REQUIRED WORK>
Filter the listing below down to the lines holding the word "JSON", and copy those lines.

DATA PROVIDED>
============

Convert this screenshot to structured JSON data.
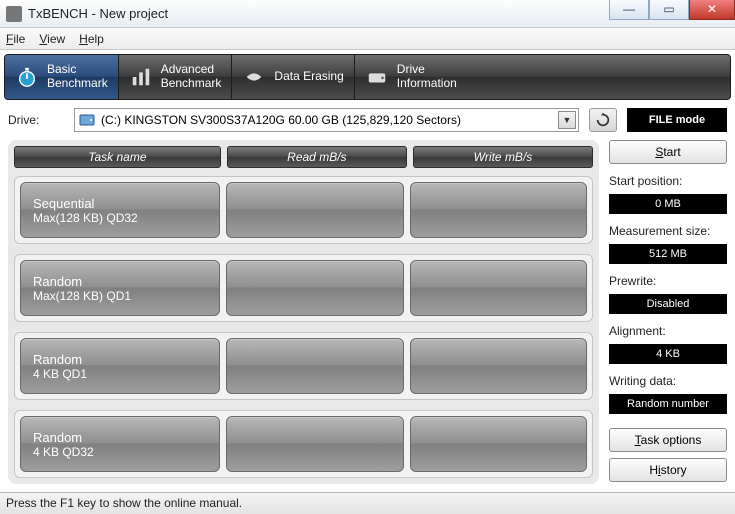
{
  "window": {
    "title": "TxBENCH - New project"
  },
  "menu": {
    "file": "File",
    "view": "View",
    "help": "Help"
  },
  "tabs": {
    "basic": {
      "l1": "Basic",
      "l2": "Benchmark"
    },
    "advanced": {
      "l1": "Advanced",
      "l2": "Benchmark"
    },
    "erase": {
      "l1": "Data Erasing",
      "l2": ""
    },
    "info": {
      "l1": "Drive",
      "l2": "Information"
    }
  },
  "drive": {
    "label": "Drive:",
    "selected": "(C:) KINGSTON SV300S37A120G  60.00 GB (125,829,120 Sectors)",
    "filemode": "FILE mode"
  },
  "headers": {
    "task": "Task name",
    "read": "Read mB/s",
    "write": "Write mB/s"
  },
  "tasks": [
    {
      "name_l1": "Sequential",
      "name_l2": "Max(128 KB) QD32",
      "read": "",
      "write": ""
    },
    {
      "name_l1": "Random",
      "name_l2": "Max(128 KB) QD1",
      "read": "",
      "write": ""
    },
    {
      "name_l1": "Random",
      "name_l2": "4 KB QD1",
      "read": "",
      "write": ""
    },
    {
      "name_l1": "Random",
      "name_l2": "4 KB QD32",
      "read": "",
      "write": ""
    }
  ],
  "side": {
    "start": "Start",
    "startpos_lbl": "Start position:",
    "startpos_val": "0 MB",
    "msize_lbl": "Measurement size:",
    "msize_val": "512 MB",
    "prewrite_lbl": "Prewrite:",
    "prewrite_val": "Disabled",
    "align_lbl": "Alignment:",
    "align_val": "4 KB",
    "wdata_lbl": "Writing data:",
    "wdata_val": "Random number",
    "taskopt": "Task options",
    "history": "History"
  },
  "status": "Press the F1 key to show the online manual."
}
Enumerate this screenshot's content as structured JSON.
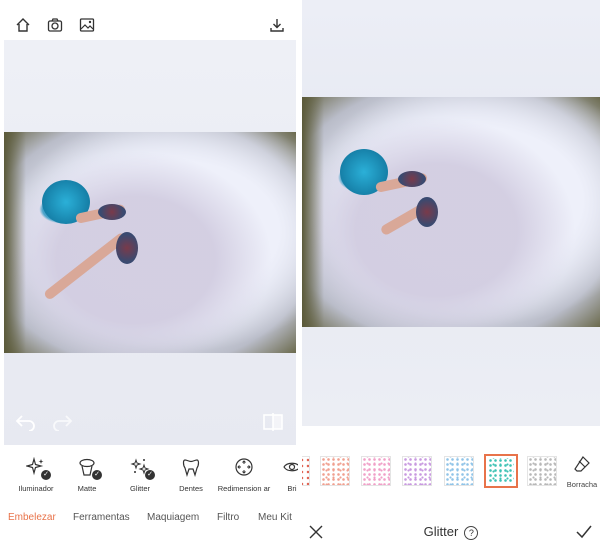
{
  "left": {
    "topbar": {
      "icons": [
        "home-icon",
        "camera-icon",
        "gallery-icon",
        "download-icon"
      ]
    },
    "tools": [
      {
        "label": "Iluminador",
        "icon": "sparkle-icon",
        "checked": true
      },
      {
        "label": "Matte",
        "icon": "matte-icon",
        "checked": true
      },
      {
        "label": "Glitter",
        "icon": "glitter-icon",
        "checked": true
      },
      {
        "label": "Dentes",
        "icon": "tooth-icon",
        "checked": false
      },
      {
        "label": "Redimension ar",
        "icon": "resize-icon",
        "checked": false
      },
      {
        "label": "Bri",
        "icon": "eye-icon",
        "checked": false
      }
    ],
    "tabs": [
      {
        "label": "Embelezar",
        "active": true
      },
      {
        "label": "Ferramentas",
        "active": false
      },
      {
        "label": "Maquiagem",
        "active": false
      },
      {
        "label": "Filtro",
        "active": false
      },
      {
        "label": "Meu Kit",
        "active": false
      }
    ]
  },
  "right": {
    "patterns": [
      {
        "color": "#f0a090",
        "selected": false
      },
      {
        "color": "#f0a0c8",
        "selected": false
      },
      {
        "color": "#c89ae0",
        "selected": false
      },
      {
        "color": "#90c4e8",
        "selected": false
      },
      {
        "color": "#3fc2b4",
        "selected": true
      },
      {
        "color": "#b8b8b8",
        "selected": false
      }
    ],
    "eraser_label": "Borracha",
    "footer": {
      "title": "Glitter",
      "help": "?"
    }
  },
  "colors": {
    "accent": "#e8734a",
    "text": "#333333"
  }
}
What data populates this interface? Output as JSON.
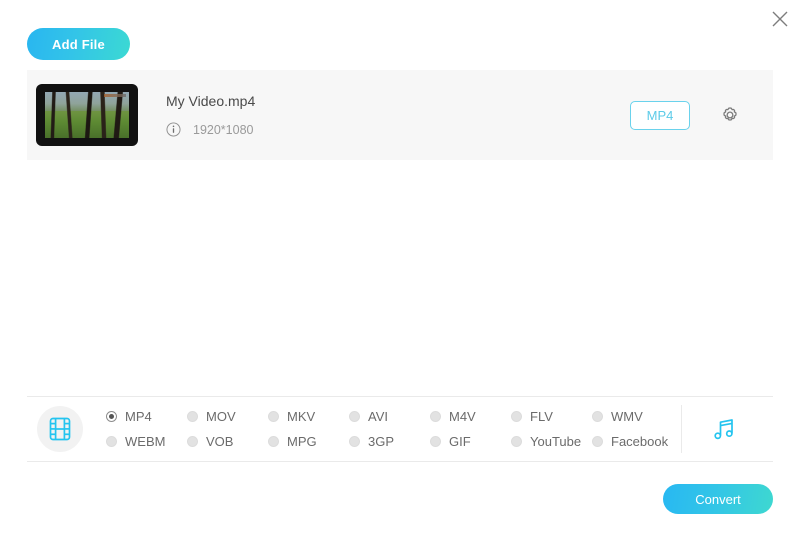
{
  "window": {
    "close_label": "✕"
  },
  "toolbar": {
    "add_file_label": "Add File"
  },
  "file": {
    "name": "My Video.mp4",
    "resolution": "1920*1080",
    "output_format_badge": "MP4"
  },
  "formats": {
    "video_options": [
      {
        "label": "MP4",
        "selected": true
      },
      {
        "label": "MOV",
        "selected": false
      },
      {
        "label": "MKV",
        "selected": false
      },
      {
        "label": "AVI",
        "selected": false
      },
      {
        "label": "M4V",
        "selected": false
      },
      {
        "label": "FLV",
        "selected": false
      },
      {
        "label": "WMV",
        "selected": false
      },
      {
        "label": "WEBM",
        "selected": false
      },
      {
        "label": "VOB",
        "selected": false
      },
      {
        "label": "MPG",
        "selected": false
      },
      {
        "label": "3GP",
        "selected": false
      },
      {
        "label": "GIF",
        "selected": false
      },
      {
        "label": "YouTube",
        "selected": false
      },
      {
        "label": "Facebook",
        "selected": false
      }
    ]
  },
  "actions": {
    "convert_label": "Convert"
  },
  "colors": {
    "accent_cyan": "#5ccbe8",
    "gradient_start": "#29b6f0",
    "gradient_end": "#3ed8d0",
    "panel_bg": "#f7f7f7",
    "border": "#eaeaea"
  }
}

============

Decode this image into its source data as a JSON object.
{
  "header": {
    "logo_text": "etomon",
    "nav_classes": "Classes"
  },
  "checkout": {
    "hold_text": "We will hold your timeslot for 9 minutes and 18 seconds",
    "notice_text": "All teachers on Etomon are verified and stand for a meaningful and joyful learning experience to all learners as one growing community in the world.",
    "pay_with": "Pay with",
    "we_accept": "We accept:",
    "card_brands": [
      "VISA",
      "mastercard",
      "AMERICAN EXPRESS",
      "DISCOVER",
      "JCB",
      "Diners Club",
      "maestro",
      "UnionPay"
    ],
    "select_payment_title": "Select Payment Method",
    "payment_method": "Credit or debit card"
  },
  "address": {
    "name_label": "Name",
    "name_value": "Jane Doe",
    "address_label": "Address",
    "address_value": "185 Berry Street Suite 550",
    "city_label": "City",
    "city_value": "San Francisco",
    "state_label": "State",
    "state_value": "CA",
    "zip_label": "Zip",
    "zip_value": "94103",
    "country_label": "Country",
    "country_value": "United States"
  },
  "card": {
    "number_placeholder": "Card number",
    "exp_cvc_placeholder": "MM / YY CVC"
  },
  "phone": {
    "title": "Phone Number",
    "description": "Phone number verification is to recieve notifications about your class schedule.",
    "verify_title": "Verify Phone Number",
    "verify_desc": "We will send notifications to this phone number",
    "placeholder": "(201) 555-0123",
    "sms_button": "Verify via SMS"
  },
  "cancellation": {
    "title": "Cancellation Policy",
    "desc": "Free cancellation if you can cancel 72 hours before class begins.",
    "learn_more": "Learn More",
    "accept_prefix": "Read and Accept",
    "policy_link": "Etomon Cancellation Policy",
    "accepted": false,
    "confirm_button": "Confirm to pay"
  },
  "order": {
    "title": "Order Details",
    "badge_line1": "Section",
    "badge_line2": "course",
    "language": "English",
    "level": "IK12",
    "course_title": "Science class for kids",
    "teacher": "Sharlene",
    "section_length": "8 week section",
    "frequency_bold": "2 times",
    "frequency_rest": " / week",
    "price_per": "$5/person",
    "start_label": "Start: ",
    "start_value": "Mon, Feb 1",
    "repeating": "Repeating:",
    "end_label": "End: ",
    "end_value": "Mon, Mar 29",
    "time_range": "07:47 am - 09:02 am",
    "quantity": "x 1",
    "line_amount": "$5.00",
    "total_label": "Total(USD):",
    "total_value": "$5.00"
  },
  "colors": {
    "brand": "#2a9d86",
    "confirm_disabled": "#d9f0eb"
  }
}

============

SOLUTION>
Convert this screenshot to structured JSON data.
Enumerate this screenshot's content as structured JSON.
What data populates this interface? Output as JSON.
Decode this image into its source data as a JSON object.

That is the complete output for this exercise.